**Brief:** Count up the lines below where the word "JSON" shows up, and respond with the number alone.

[Stored items from a collection]
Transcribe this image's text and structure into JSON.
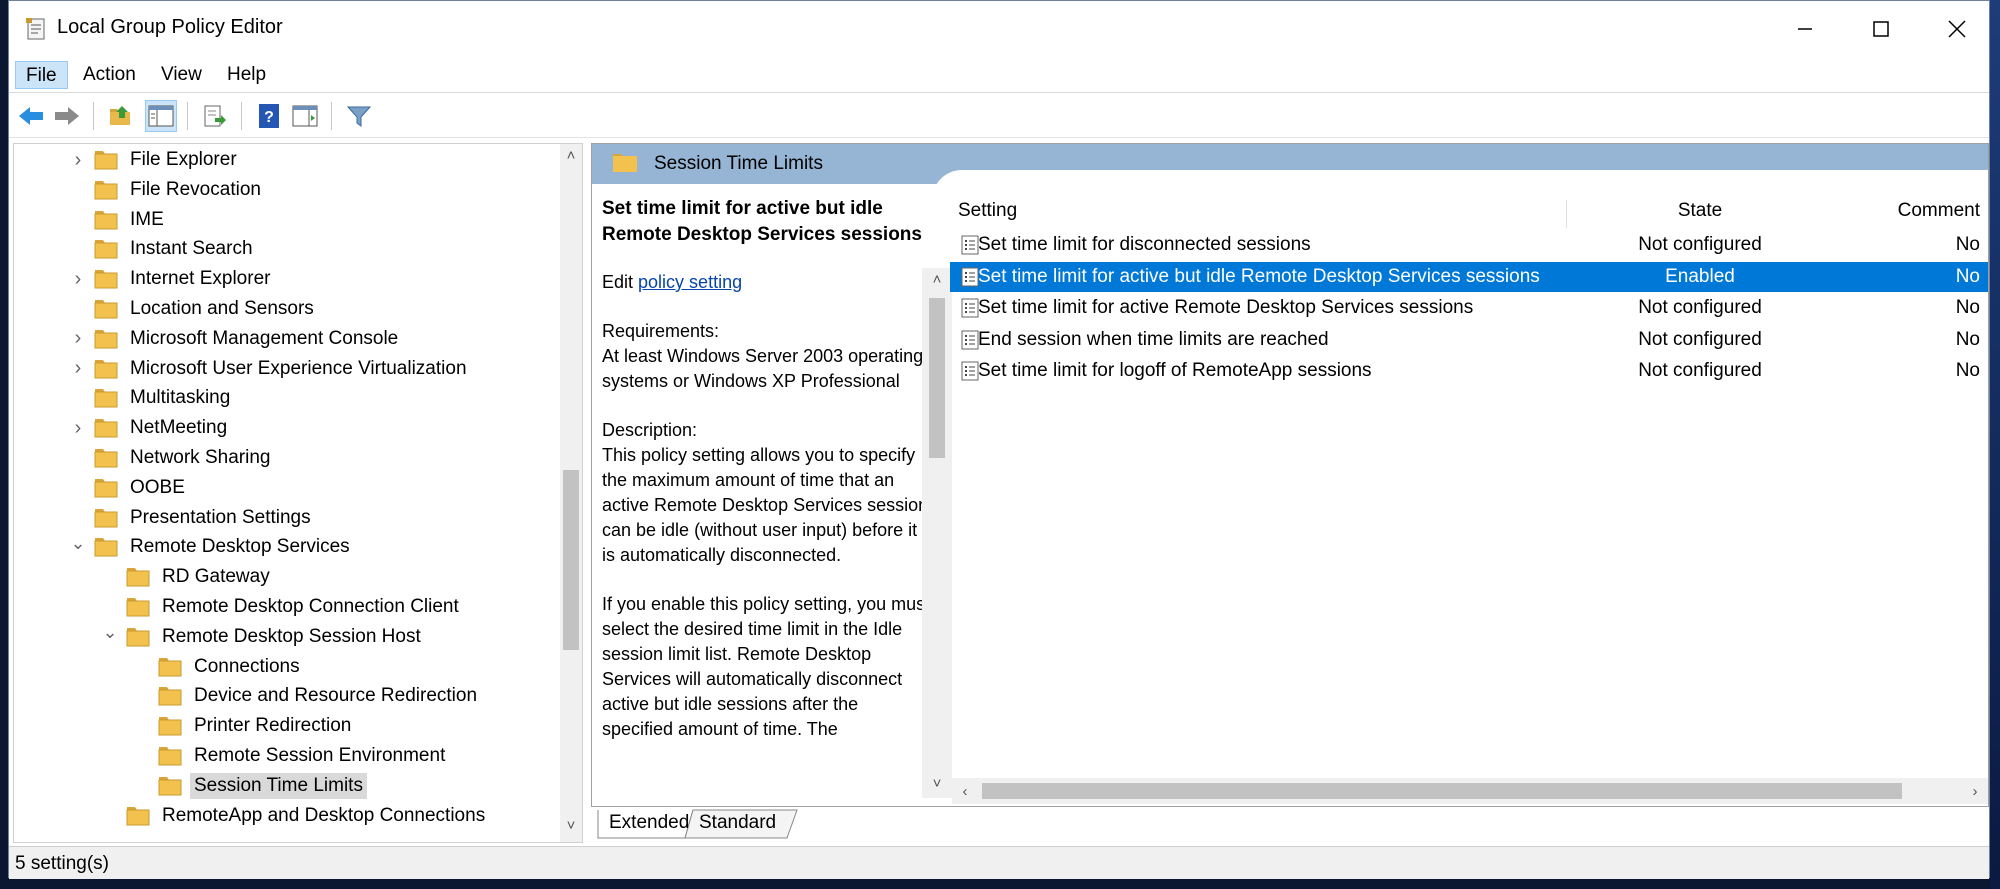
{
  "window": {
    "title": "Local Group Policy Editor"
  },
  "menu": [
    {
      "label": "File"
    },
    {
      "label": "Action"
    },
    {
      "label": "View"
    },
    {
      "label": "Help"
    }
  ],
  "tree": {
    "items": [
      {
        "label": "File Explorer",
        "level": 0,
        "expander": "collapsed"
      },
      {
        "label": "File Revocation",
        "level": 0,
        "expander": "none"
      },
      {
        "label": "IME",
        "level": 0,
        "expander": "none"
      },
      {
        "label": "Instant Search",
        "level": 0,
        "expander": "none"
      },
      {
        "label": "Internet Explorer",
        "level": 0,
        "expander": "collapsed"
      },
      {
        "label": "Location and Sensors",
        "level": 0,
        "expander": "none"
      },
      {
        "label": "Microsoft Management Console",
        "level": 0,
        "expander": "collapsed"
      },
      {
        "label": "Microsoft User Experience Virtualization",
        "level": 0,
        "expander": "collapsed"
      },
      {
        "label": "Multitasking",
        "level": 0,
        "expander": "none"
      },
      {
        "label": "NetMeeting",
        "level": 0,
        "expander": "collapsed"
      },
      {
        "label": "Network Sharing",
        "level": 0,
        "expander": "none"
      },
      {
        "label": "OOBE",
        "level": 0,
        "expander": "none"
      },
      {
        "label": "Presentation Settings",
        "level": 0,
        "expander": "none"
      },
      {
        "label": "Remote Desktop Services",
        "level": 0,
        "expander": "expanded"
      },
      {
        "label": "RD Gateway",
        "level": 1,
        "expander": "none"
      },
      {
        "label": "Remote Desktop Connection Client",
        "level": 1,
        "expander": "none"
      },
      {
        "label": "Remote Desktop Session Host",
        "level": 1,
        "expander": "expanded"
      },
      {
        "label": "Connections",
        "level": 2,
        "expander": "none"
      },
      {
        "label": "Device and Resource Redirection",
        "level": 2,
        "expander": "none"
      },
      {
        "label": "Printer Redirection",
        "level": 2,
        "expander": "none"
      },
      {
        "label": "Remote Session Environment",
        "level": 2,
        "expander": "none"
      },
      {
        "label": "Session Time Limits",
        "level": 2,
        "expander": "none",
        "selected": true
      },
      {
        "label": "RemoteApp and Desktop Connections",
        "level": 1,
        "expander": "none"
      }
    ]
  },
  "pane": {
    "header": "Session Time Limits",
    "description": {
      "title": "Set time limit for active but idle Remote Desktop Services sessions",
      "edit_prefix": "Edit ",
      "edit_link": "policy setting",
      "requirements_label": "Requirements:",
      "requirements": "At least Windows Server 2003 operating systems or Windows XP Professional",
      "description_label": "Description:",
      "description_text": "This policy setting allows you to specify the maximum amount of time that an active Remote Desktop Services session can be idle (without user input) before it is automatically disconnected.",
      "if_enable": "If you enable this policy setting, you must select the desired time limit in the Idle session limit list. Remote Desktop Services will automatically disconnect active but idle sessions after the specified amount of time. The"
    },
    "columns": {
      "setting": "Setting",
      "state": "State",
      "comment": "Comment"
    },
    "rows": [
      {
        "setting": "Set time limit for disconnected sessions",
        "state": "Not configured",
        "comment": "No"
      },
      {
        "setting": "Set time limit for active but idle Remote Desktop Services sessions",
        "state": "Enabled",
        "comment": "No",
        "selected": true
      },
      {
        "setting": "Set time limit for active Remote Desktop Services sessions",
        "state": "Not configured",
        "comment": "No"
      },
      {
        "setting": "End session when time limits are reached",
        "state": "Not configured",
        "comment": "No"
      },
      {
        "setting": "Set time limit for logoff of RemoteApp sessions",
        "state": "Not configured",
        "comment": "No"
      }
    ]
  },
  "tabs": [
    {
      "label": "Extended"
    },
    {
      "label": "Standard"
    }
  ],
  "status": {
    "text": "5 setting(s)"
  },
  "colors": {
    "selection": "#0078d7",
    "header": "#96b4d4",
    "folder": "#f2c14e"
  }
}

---

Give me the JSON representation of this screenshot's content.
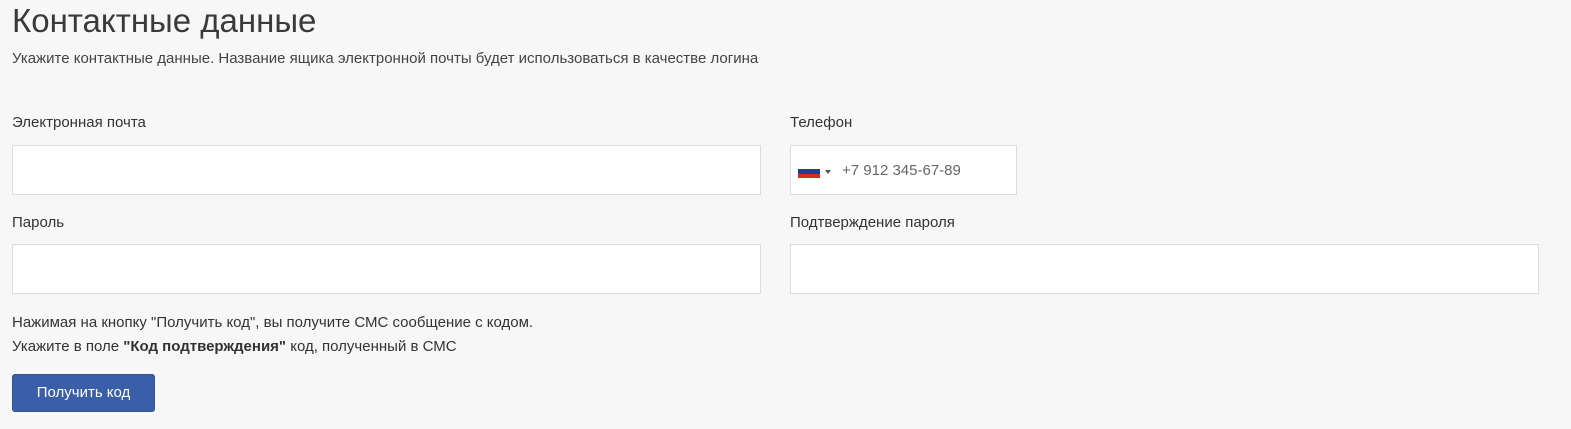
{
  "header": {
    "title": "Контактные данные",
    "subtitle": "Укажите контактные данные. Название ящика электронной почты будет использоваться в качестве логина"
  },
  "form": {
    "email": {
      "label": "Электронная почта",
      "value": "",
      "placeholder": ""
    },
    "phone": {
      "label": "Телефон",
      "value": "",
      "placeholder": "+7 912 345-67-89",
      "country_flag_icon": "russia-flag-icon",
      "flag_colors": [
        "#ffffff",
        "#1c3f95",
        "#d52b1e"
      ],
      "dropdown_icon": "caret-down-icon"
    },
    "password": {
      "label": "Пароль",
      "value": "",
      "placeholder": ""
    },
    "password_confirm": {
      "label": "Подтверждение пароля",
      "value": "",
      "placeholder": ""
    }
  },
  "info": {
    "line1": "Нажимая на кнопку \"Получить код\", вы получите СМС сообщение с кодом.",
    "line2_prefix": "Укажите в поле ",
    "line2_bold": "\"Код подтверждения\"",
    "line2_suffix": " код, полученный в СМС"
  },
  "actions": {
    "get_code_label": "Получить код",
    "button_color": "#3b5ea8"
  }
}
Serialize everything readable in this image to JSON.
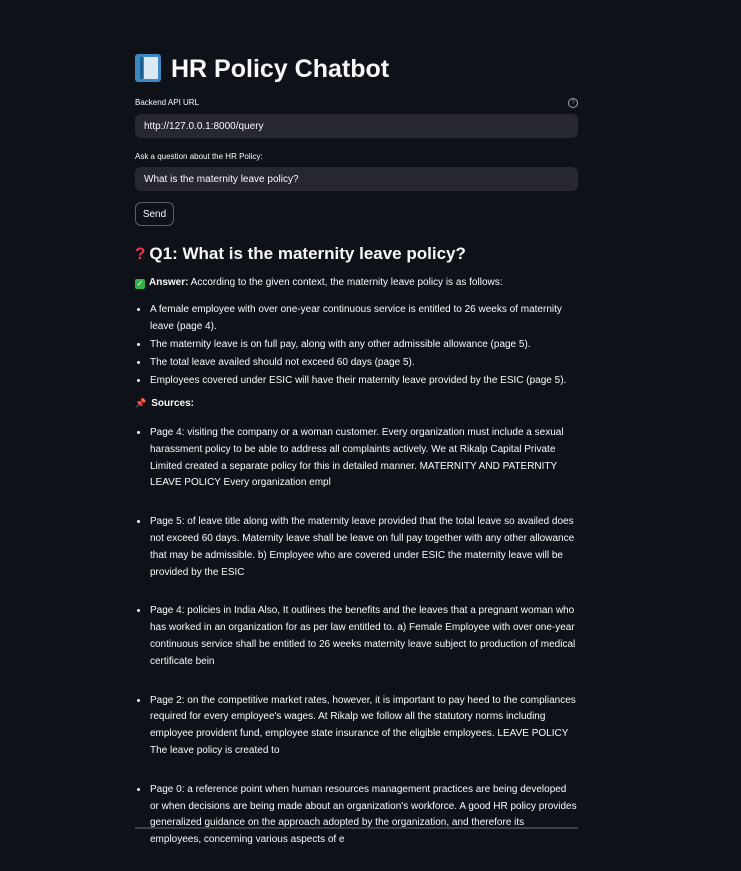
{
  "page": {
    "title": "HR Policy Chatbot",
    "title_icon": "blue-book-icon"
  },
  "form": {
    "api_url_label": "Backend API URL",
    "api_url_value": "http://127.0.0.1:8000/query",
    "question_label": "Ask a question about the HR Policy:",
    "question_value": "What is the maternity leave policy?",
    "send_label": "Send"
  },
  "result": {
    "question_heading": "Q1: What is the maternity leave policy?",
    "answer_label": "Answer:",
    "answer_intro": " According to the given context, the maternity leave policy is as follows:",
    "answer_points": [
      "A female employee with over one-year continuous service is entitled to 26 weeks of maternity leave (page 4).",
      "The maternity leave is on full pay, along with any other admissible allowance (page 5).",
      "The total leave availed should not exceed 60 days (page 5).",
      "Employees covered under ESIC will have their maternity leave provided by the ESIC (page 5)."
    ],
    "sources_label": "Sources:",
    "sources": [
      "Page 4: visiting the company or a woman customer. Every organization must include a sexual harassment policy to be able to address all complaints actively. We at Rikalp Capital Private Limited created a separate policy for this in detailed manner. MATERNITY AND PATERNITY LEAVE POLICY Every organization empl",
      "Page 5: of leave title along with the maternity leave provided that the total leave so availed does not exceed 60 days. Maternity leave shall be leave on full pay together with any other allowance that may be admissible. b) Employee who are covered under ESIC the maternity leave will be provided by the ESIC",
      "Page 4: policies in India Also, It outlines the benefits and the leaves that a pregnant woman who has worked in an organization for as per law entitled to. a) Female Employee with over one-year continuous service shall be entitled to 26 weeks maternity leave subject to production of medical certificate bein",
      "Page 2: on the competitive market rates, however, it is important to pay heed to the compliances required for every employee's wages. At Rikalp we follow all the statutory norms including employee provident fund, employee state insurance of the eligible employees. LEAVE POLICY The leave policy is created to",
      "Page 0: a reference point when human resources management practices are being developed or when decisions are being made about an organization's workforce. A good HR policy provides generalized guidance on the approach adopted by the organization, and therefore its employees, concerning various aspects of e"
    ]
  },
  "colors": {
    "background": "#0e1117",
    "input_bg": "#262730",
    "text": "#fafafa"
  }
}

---

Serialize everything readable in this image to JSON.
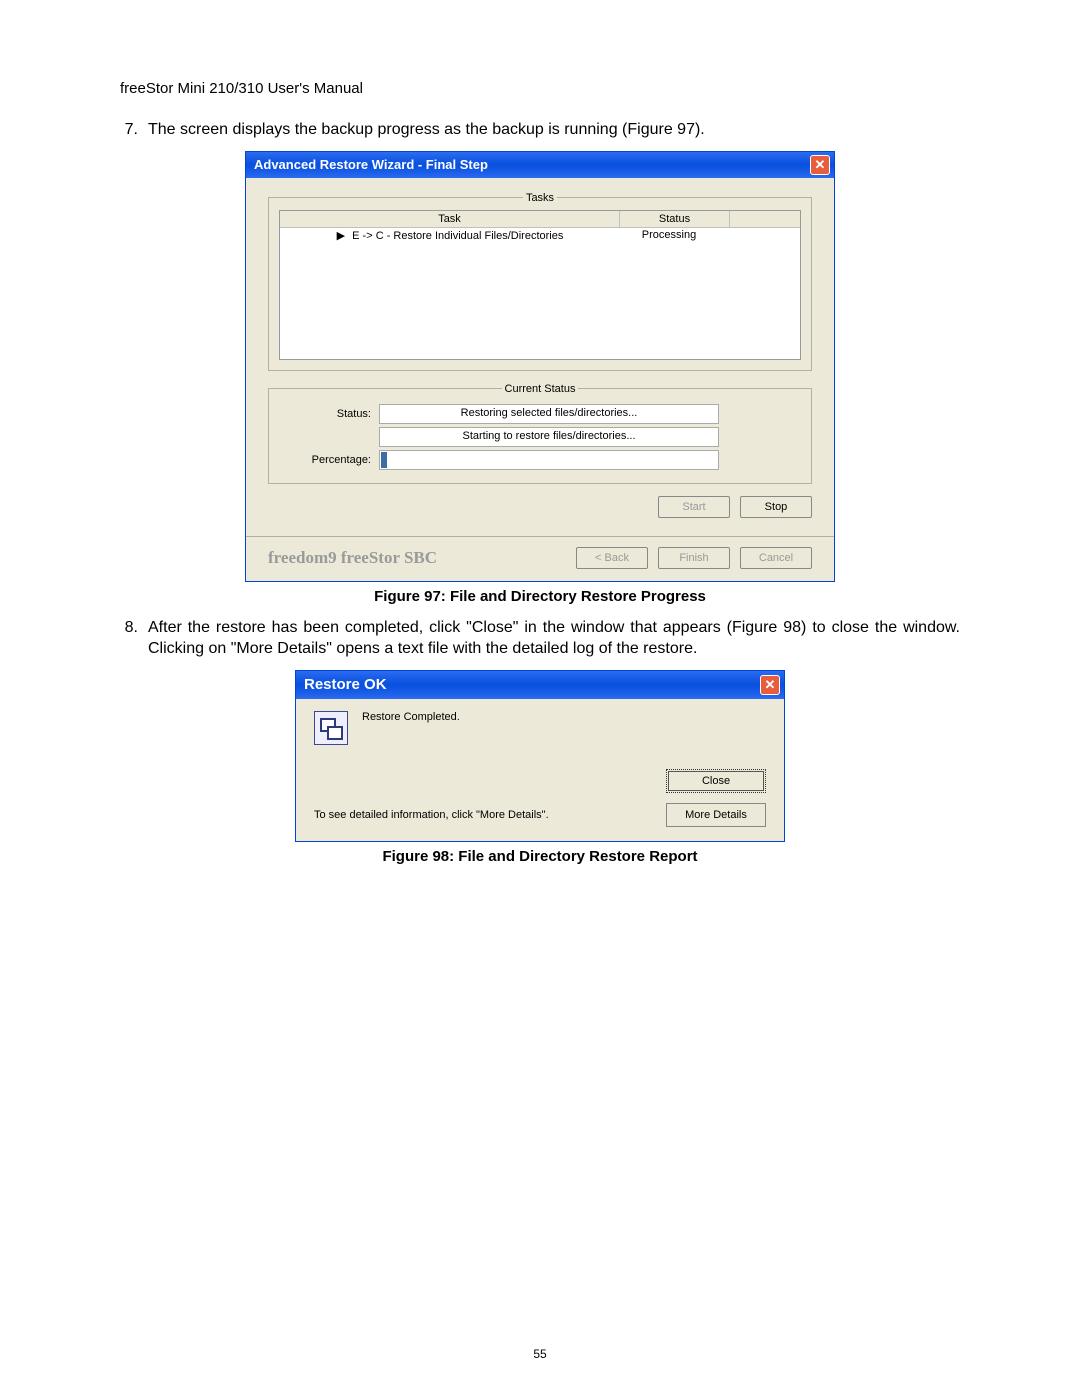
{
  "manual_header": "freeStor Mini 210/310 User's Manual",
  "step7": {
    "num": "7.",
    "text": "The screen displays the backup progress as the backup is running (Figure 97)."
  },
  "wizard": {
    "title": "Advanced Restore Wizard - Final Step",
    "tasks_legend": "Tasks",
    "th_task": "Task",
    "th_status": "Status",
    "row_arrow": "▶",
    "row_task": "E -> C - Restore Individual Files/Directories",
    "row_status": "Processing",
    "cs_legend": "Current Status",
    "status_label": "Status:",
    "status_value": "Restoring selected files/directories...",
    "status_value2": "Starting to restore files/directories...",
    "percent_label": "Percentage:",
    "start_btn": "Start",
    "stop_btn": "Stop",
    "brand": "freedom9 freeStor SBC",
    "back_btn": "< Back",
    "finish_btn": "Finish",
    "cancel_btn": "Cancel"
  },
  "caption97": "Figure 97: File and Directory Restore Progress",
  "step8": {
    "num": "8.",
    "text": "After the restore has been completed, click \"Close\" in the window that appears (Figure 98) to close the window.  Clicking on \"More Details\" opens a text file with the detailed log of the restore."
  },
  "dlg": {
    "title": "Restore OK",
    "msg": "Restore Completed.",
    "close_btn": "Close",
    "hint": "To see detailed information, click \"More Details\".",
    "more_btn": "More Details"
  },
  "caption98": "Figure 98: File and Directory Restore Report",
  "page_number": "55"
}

**Final answer:** 4